[Dataset rows for apps and sites]
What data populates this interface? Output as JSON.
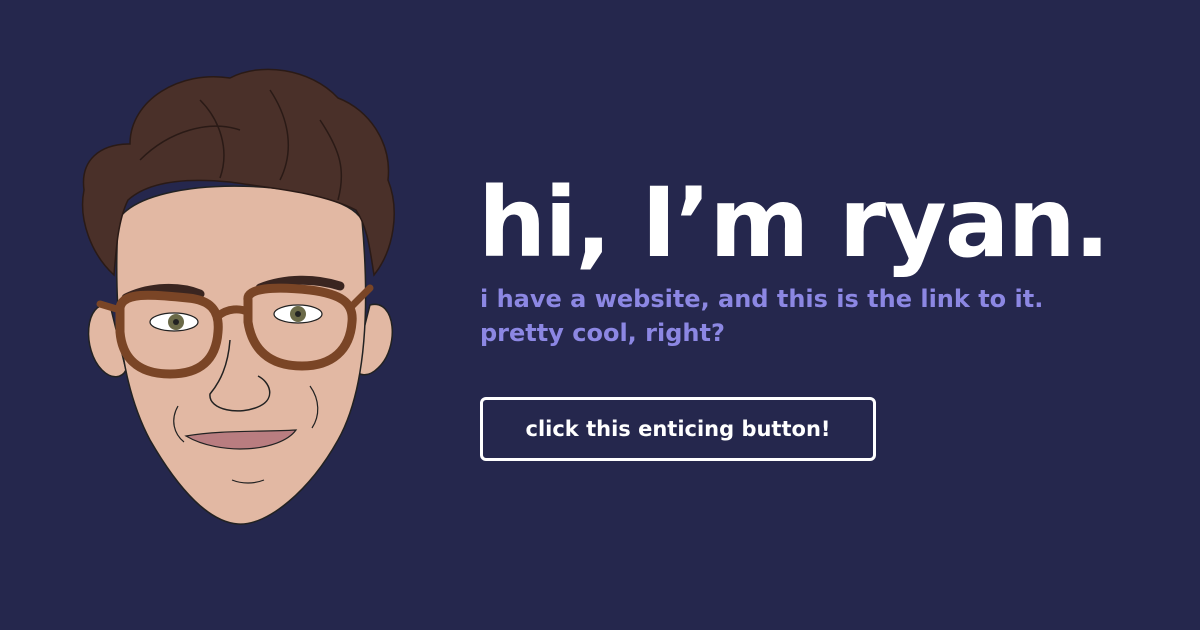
{
  "hero": {
    "title": "hi, I’m ryan."
  },
  "tagline": {
    "line1": "i have a website, and this is the link to it.",
    "line2": "pretty cool, right?"
  },
  "cta": {
    "label": "click this enticing button!"
  },
  "colors": {
    "background": "#25274d",
    "title": "#ffffff",
    "tagline": "#8c87e3",
    "button_border": "#ffffff",
    "skin": "#e2b8a3",
    "hair": "#4a3029",
    "glasses": "#7a4526"
  },
  "portrait": {
    "icon": "cartoon-face-illustration"
  }
}
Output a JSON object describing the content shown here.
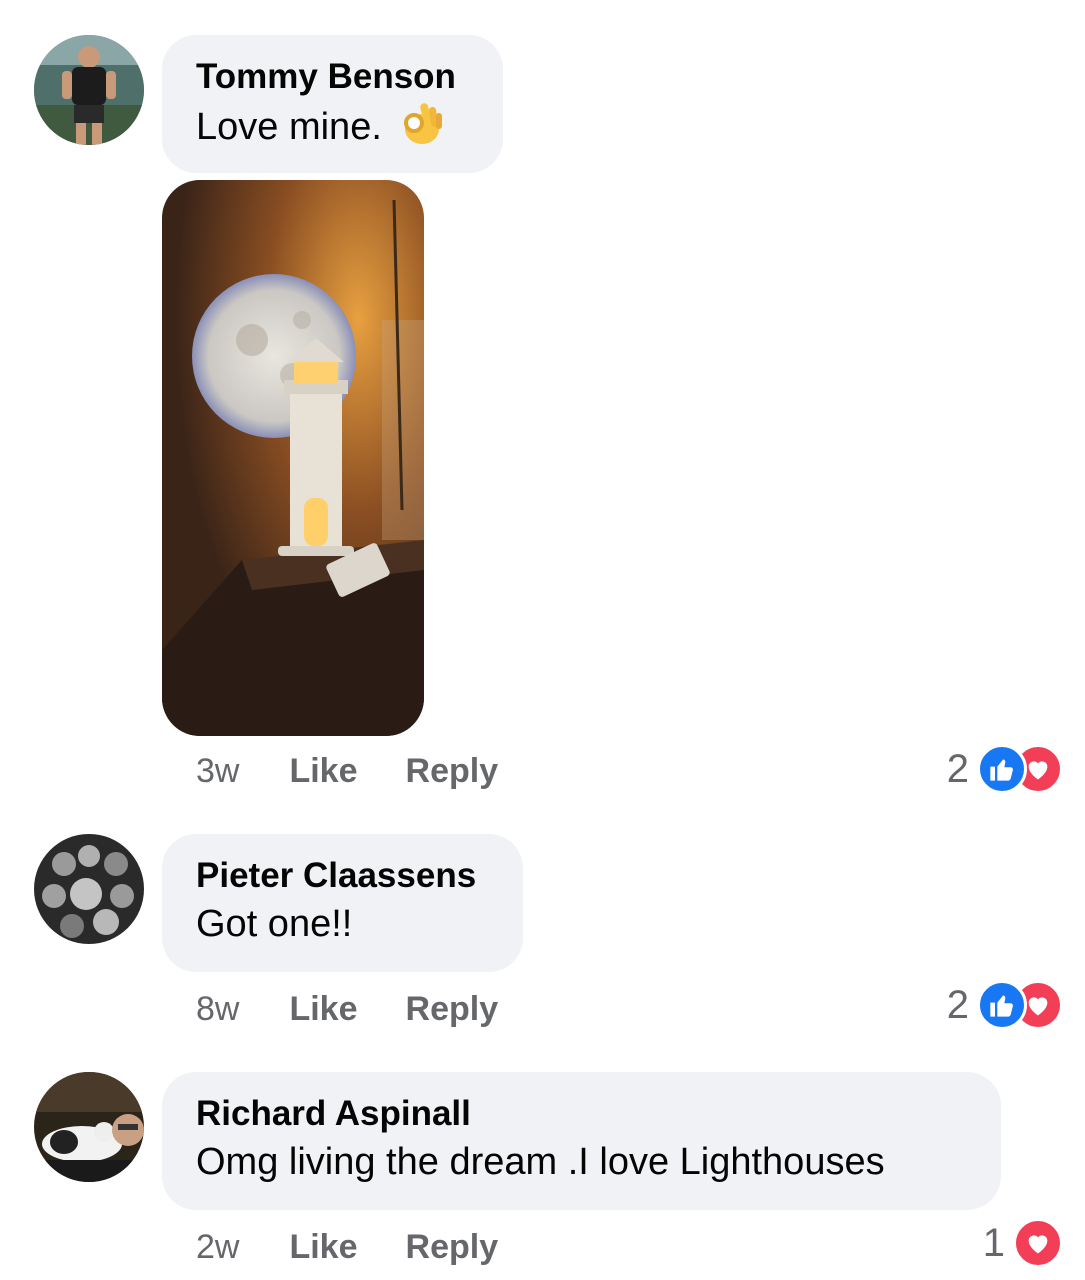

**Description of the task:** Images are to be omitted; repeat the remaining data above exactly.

**Output of the task:**
What data populates this interface? Output as JSON.
{
  "hero": {
    "title": "hi, I’m ryan."
  },
  "tagline": {
    "line1": "i have a website, and this is the link to it.",
    "line2": "pretty cool, right?"
  },
  "cta": {
    "label": "click this enticing button!"
  },
  "colors": {
    "background": "#25274d",
    "title": "#ffffff",
    "tagline": "#8c87e3",
    "button_border": "#ffffff",
    "skin": "#e2b8a3",
    "hair": "#4a3029",
    "glasses": "#7a4526"
  },
  "portrait": {
    "icon": "cartoon-face-illustration"
  }
}
Output a JSON object describing the content shown here.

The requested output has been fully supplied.